Required action
Repeat the entries shown below with every word and mark intact.

========================================

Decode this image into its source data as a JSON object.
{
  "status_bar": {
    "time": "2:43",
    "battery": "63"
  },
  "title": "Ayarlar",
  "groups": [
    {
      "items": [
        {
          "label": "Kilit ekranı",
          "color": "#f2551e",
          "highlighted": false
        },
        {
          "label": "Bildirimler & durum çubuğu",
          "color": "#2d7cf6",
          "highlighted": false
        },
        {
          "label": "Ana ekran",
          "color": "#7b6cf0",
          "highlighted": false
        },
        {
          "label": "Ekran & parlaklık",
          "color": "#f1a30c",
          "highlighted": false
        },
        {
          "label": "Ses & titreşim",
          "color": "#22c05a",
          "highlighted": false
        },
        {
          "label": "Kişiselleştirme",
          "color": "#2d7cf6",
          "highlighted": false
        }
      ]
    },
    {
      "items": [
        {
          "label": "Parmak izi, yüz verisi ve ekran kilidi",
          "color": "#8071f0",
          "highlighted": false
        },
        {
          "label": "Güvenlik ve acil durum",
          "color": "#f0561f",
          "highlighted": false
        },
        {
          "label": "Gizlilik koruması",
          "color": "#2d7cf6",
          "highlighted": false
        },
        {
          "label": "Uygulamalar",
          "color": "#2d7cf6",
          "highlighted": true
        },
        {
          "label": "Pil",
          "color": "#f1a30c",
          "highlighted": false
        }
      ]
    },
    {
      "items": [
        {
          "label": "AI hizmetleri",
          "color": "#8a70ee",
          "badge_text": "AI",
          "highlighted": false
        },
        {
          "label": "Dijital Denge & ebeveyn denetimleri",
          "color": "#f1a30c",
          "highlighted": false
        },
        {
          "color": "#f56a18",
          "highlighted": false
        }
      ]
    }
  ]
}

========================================

Response to the task
Decode this image into its source data as a JSON object.
{
  "status_bar": {
    "time": "2:43",
    "battery": "63"
  },
  "title": "Ayarlar",
  "groups": [
    {
      "items": [
        {
          "label": "Kilit ekranı",
          "color": "#f2551e",
          "highlighted": false
        },
        {
          "label": "Bildirimler & durum çubuğu",
          "color": "#2d7cf6",
          "highlighted": false
        },
        {
          "label": "Ana ekran",
          "color": "#7b6cf0",
          "highlighted": false
        },
        {
          "label": "Ekran & parlaklık",
          "color": "#f1a30c",
          "highlighted": false
        },
        {
          "label": "Ses & titreşim",
          "color": "#22c05a",
          "highlighted": false
        },
        {
          "label": "Kişiselleştirme",
          "color": "#2d7cf6",
          "highlighted": false
        }
      ]
    },
    {
      "items": [
        {
          "label": "Parmak izi, yüz verisi ve ekran kilidi",
          "color": "#8071f0",
          "highlighted": false
        },
        {
          "label": "Güvenlik ve acil durum",
          "color": "#f0561f",
          "highlighted": false
        },
        {
          "label": "Gizlilik koruması",
          "color": "#2d7cf6",
          "highlighted": false
        },
        {
          "label": "Uygulamalar",
          "color": "#2d7cf6",
          "highlighted": true
        },
        {
          "label": "Pil",
          "color": "#f1a30c",
          "highlighted": false
        }
      ]
    },
    {
      "items": [
        {
          "label": "AI hizmetleri",
          "color": "#8a70ee",
          "badge_text": "AI",
          "highlighted": false
        },
        {
          "label": "Dijital Denge & ebeveyn denetimleri",
          "color": "#f1a30c",
          "highlighted": false
        },
        {
          "color": "#f56a18",
          "highlighted": false
        }
      ]
    }
  ]
}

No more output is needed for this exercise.